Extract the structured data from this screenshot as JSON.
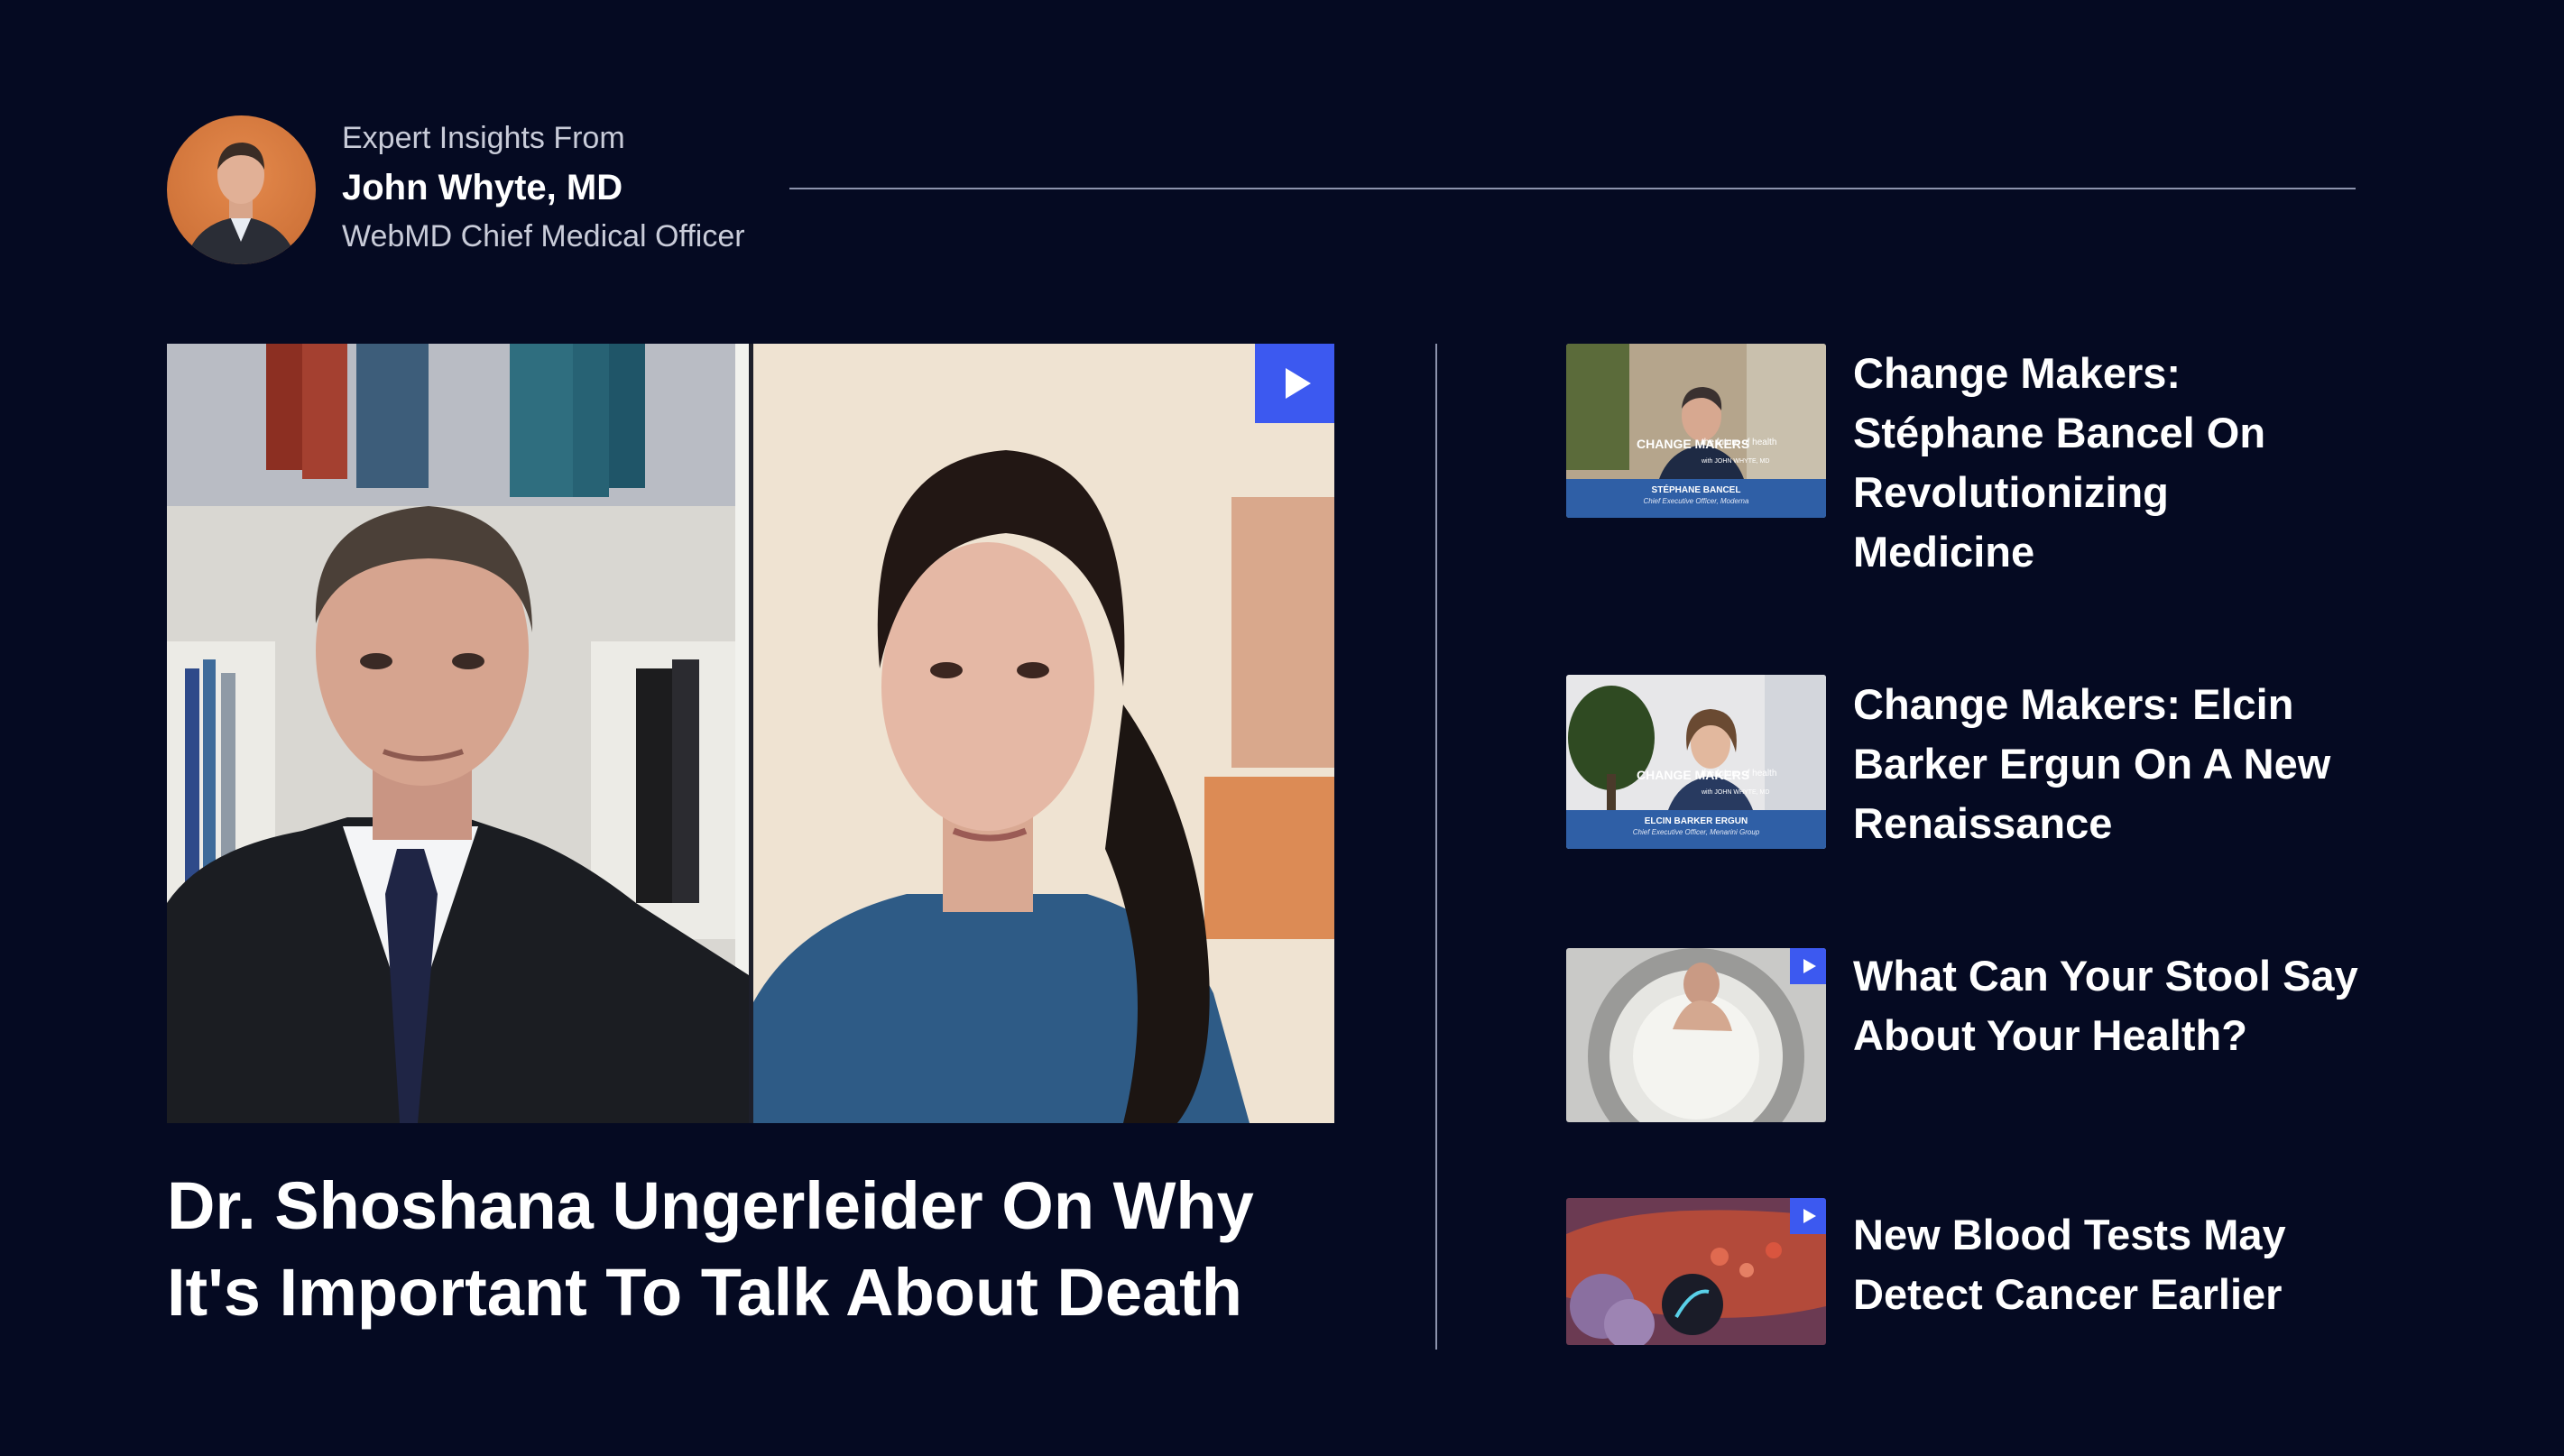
{
  "expert": {
    "pre_label": "Expert Insights From",
    "name": "John Whyte, MD",
    "role": "WebMD Chief Medical Officer"
  },
  "feature": {
    "title": "Dr. Shoshana Ungerleider On Why It's Important To Talk About Death",
    "play_icon": "play-icon"
  },
  "related": [
    {
      "title": "Change Makers: Stéphane Bancel On Revolutionizing Medicine",
      "thumb_caption": "STÉPHANE BANCEL",
      "thumb_subcaption": "Chief Executive Officer, Moderna",
      "badge": "CHANGE MAKERS",
      "badge_sub": "the future of health",
      "badge_host": "with JOHN WHYTE, MD"
    },
    {
      "title": "Change Makers: Elcin Barker Ergun On A New Renaissance",
      "thumb_caption": "ELCIN BARKER ERGUN",
      "thumb_subcaption": "Chief Executive Officer, Menarini Group",
      "badge": "CHANGE MAKERS",
      "badge_sub": "the future of health",
      "badge_host": "with JOHN WHYTE, MD"
    },
    {
      "title": "What Can Your Stool Say About Your Health?"
    },
    {
      "title": "New Blood Tests May Detect Cancer Earlier"
    }
  ],
  "colors": {
    "background": "#050a22",
    "accent": "#3c59f0",
    "rule": "#8d93ad"
  }
}
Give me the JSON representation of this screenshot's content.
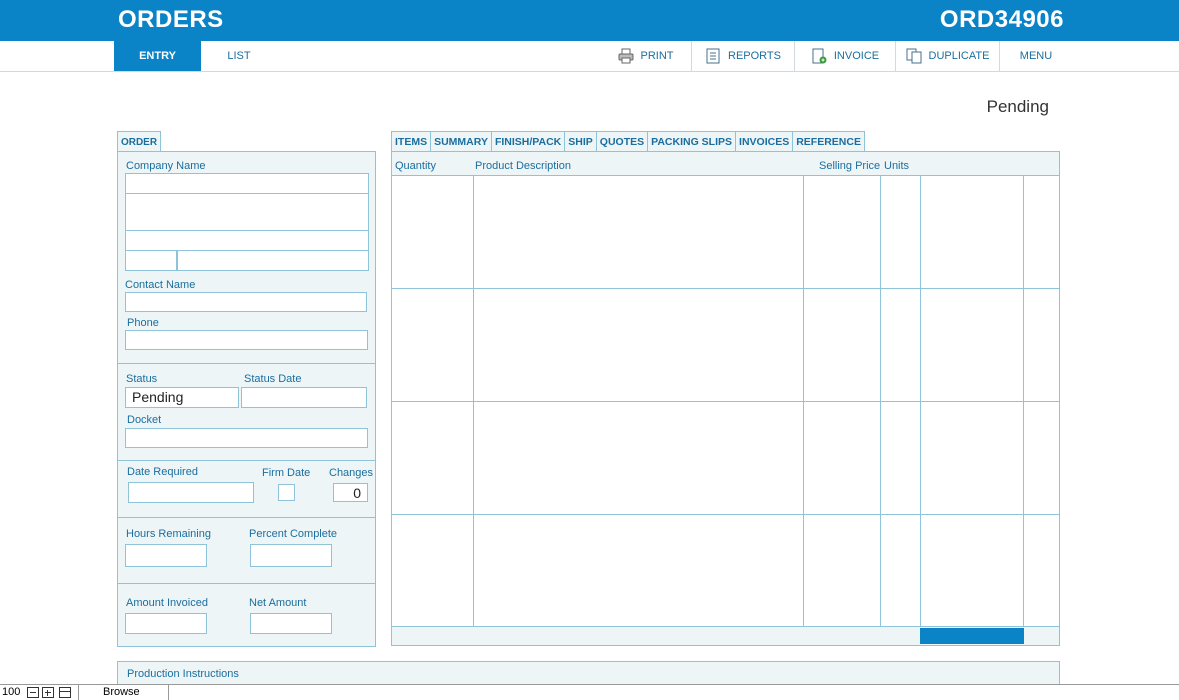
{
  "header": {
    "title": "ORDERS",
    "order_id": "ORD34906"
  },
  "nav": {
    "tabs": [
      {
        "label": "ENTRY",
        "active": true
      },
      {
        "label": "LIST",
        "active": false
      }
    ],
    "buttons": [
      {
        "label": "PRINT",
        "icon": "printer-icon"
      },
      {
        "label": "REPORTS",
        "icon": "reports-icon"
      },
      {
        "label": "INVOICE",
        "icon": "invoice-icon"
      },
      {
        "label": "DUPLICATE",
        "icon": "duplicate-icon"
      },
      {
        "label": "MENU"
      }
    ]
  },
  "status_heading": "Pending",
  "order_panel": {
    "tab_label": "ORDER",
    "company_name_label": "Company Name",
    "contact_name_label": "Contact Name",
    "phone_label": "Phone",
    "status_label": "Status",
    "status_value": "Pending",
    "status_date_label": "Status Date",
    "docket_label": "Docket",
    "date_required_label": "Date Required",
    "firm_date_label": "Firm Date",
    "changes_label": "Changes",
    "changes_value": "0",
    "hours_remaining_label": "Hours Remaining",
    "percent_complete_label": "Percent Complete",
    "amount_invoiced_label": "Amount Invoiced",
    "net_amount_label": "Net Amount"
  },
  "items_panel": {
    "tabs": [
      "ITEMS",
      "SUMMARY",
      "FINISH/PACK",
      "SHIP",
      "QUOTES",
      "PACKING SLIPS",
      "INVOICES",
      "REFERENCE"
    ],
    "columns": [
      "Quantity",
      "Product Description",
      "Selling Price",
      "Units"
    ]
  },
  "production": {
    "label": "Production Instructions"
  },
  "statusbar": {
    "zoom": "100",
    "mode": "Browse"
  },
  "colors": {
    "accent": "#0a84c6",
    "panel_bg": "#eef5f7",
    "border": "#8fc3d9",
    "text": "#1a6e9f"
  }
}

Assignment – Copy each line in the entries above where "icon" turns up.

Answer section –
    "play_icon": "play-icon"
        "icon": "printer-icon"
        "icon": "reports-icon"
        "icon": "invoice-icon"
        "icon": "duplicate-icon"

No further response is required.